WIG CEO Blog December 2019 – Artificial Intelligence: the future is collaborative

AI - the future is collaborative

The number of interpretations of what has become known as Artificial Intelligence (AI) is only matched by the exaggerated claims of what it will provide or the havoc it could wreak, depending on your point of view. I wouldn’t dare suggest that there is universal agreement on categorising it, but I think there is at least a broadly accepted universal definition. AI is a term for a program or a machine that, if a human carried out the same activity, we would say the human had to apply intelligence to accomplish the task. [1] A broad enough definition to generate a healthy argument. Nevertheless, there is something in there for everyone: learning, reasoning, problem-solving, data manipulation and perhaps even creativity. Its use today is becoming as wide as our imagination.

There is at least one distinction that it is probably important to make. Specifically, systems that perform precise tasks (such as recognition) even without being programmed to do so represent a somewhat narrower form of AI than genuine sentience, (the representation of AI most commonly seen on the big screen). This is something else entirely and represents the sort of ‘thinking’ associated with humans. This capability doesn’t exist yet, but its prospect has fuelled the AI ethics debate, which is already wrestling with elements of the current impressive ability to perform ‘judgmental’ tasks based on the clever application of layers of logic and mass data. Of course, there is an element of  ‘machine’ learning here, and the parameters and applied logic that ultimately drives answers need to come from somewhere; hence, the ethical dimension. The use of such systems is also a growing area of debate. One could hardly have missed the controversy of CCTV facial recognition trials in the UK or the news item on facial recognition becoming a prerequisite for internet access in China.

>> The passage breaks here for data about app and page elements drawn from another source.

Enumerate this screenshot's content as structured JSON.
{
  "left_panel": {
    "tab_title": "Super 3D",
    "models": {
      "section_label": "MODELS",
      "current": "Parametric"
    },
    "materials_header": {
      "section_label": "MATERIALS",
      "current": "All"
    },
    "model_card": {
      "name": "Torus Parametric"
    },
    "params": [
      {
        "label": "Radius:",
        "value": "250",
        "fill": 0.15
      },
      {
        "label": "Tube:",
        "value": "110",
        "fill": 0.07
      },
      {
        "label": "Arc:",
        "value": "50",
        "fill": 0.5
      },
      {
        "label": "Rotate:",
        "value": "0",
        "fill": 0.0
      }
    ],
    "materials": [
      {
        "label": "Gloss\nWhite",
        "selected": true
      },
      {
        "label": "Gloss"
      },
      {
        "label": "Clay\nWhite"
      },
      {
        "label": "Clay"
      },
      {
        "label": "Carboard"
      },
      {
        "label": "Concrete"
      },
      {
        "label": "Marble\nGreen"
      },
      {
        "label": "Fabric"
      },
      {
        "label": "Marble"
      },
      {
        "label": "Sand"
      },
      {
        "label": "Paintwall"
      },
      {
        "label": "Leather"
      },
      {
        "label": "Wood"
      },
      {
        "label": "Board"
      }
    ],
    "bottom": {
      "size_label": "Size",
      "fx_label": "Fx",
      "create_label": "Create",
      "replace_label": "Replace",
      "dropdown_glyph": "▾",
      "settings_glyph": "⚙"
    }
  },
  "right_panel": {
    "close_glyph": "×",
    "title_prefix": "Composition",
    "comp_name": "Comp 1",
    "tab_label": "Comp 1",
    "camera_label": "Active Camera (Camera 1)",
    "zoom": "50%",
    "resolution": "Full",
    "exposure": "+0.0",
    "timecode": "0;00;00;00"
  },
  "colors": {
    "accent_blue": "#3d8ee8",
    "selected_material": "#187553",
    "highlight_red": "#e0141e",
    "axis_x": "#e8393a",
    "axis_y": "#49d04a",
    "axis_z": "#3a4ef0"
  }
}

Given this revolution and the depth with which it will affect every facet of our lives, what are the norms and frameworks that govern what is and is not acceptable? Elon Musk and the late Stephen Hawking have both issued warnings about unharnessed AI, but there is a considerable difference between the careful and ethical control of what we have now and in immediate prospect and guarding against the possible human-like thinking machines of the future. There is enough to think about already: the shift in the labour market, protection of privacy, security and of course it’s one thing to have the computer say “no” but what is the requirement to understand why it said it?

The potential benefits of AI sit all around us: driving forward cutting-edge medical research, increasing organisational productivity and addressing the climate crisis. Massive global investments are being made by US household names and Chinese firms such as Alibaba, Baidu, or Lenovo. The UK is, however, well-positioned to compete with these heavyweights and to lead the conversation around the ethical use of AI by building on our strengths. Across the UK’s public, private and academic sectors, great work is underway to build an AI innovation ecosystem, with large firms looking to work with start-ups and organisations such as Digital Catapult offering support to SMEs in the space. This, in tandem with proactive public sector initiatives such as the formation of the cross-departmental Office for AI, and our world-leading academics pooling their expertise in the Turing Institute, demonstrates the power of collaboration in harnessing AI for the maximum economic and societal benefit to the UK.

While it is difficult to predict the future, what WIG’s three and a half decades of experience allow us to say with some certainty is that working collaboratively across the sectors will be key in tackling these big challenges (such as harnessing the power of AI). WIG is creating an opportunity for key cross-sector stakeholders in this space to have a dialogue on all the topics raised above at our first ‘AI Collaboration Forum’ in on 7 Feb 2020


  • Simon Ancona CBE

    Chief Executive

    Simon Ancona enjoyed a full career in the Royal Navy including service in the Fleet Air Arm and appointments abroad in both Hong Kong and Bahrain. He commanded 4 warships, the UK’s Carrier Strike Group and UK maritime forces in the Middle East but also spent about 10 years in Whitehall including time in Ministerial outer office. His final appointment was as the Assistant Chief of the Defence Staff in charge of world-wide defence diplomacy and engagement. On leaving the military he worked as the Chief Operating Officer responsible for Network Rail’s North East London and Anglia region, which provided experience of commercial delivery and the challenges of operating at the seam of both the public and private sector. Married to Lisa he lives in South London and has two university aged children. Interests include cycling, walking, theatre, cooking, books and playing the blues Harmonica (normally when the house is empty).

    Simon writes a CEO Blog for WIG on topics that he identifies as relevant to and impacting on our members. 


[1] 1950’s definition by Minsky and McCarthy